Marano Fellows Class of 2014
Name: Rachel Pleasants McDonnell

Senior Project Manager, Building Economic Opportunity Group


Jobs for the Future

Location: Boston, MA
Industry Sector: IT, Healthcare, Manufacturing

Organizational Background & Mission: Founded in 1983, Jobs for the Future began as a regional nonprofit working with a few states to assess their workforce needs—helping employers find skilled workers, and helping workers move into higher-wage jobs. Today, JFF works to expand the college, career, and life prospects of low-income youth and adults across 25 states. Building on 30 years of experience, JFF works to fix all “leaks” along the education-to-career pipeline. Within JFF, the Building Economic Opportunity Group focuses on helping underprepared students to earn postsecondary credentials, low-skilled workers to advance, and employers to thrive though a range of strategies, including:

  • Changing how Adult Basic Education is taught to accelerate skills development for underprepared adults and guide them into postsecondary programs that yield credentials with high labor market value.
  • Helping colleges structure career pathways for their students to follow, based on what skills and credentials are in the highest demand locally, as determined by analyzing realtime and traditional labor market information.
  • Forging regional partnerships between employers and education/training providers to train and advance workers, as well as deepen employers’ talent pools.
  • Working with hospitals to invest in the continuing education, certification, and advancement of their frontline workers through work-based learning programs.

Interest in Sector Work: Sector work is critical to how JFF approaches its mission. Much of our work focus on creating systemic change so that workers can access good jobs and employers can find the talent they need to remain competitive. We have been engaged in a number of sector-focused initiatives over the years, including healthcare (Jobs to Careers), green jobs (Greenways), and manufacturing. In all our initiatives, we work to foster better use of labor market information and deeper employer engagement.

JFF recently received a grant from JP Morgan Chase Philanthropy to be part of its “New Skills at Work” initiative. This major initiative is a place-based approach to linking education and workforce development with economic growth; the goal is to address the persistent gap between the skills employers need and the skills jobseekers possess. Over the next five years, JFF will work with stakeholders in five cities to craft sector approaches to improving the education to economic opportunity pipeline.

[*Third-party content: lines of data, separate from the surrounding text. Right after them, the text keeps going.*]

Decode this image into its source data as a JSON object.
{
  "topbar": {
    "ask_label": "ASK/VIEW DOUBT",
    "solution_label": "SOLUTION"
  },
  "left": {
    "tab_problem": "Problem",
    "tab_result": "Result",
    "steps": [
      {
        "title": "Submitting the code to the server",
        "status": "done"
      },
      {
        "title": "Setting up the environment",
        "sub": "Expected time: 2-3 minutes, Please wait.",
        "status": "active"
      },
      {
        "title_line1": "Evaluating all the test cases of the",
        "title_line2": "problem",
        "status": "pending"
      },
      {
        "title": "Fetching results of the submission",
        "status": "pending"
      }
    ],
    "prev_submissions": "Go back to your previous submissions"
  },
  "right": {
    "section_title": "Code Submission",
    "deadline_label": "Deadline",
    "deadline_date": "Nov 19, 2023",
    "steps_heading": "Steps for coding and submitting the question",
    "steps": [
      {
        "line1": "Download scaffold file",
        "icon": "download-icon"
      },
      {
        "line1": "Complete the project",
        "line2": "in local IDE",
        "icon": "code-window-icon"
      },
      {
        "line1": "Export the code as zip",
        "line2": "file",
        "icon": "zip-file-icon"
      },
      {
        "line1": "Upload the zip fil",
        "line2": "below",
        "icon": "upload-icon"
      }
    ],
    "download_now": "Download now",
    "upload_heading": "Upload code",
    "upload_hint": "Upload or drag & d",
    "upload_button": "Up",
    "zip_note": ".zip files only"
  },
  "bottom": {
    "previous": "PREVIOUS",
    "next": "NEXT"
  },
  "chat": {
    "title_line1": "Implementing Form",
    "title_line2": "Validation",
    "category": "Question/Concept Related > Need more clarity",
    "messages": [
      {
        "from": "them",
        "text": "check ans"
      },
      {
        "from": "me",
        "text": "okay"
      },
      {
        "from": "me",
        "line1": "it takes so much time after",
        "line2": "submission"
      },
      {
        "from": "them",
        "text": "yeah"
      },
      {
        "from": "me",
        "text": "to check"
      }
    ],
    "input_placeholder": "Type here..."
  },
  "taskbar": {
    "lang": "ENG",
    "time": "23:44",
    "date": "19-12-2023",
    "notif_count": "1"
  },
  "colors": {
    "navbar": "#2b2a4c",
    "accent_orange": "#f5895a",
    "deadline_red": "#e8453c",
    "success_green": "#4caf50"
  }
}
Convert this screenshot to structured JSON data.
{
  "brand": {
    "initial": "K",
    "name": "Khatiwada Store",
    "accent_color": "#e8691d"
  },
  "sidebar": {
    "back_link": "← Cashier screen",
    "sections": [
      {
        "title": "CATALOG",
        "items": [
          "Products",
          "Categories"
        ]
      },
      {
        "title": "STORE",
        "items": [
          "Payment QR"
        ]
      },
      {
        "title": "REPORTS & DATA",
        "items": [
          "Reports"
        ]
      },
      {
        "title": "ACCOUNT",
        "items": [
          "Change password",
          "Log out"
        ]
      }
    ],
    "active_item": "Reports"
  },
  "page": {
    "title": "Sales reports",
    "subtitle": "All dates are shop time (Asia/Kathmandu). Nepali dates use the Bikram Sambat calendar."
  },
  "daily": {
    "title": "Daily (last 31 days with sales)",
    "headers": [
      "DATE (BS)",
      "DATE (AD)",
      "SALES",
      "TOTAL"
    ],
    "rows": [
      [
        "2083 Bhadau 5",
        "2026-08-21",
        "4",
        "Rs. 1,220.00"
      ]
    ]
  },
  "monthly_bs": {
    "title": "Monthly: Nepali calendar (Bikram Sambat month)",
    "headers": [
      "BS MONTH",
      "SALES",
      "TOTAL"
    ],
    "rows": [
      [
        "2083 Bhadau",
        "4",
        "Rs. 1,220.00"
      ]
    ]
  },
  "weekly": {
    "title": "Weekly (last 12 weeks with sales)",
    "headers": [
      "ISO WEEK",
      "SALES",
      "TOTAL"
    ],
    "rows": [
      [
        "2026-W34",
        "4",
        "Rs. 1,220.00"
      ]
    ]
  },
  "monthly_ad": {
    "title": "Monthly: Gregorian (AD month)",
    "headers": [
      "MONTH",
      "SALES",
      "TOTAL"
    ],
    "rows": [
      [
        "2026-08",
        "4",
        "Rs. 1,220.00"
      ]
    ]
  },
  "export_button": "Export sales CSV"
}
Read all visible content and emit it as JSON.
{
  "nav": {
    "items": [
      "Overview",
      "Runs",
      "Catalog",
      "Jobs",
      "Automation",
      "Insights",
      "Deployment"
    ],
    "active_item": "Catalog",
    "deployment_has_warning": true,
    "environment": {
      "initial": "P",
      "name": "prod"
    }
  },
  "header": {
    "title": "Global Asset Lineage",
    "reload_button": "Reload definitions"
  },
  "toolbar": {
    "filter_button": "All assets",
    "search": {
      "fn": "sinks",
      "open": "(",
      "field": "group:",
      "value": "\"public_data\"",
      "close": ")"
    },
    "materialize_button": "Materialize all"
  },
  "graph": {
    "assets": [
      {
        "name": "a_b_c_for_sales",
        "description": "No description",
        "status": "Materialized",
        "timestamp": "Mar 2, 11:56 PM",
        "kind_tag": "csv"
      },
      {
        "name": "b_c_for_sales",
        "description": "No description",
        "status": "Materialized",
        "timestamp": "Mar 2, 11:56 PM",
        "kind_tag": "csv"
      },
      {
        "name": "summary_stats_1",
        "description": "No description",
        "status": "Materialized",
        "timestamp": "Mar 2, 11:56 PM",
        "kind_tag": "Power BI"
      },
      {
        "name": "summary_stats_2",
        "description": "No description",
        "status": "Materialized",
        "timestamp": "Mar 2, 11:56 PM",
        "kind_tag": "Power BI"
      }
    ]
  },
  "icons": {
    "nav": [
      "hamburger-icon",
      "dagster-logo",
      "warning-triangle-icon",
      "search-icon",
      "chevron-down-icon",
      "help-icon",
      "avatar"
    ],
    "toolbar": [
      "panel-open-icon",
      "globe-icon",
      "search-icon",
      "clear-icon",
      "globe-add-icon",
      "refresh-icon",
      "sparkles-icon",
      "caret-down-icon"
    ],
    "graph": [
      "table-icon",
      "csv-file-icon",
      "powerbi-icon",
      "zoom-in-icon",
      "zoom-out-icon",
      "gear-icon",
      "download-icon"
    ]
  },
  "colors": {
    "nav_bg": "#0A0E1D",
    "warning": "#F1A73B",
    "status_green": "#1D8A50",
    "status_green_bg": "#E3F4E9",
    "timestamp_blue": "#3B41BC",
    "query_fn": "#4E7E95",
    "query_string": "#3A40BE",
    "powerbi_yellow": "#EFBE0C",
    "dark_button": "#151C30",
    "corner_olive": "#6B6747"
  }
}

Personally, I am motivated by the need for more systemic approaches to creating economic opportunity for all citizens (and especially underserved populations) and in particular, to better connect the fields of education/training, workforce development, and economic development.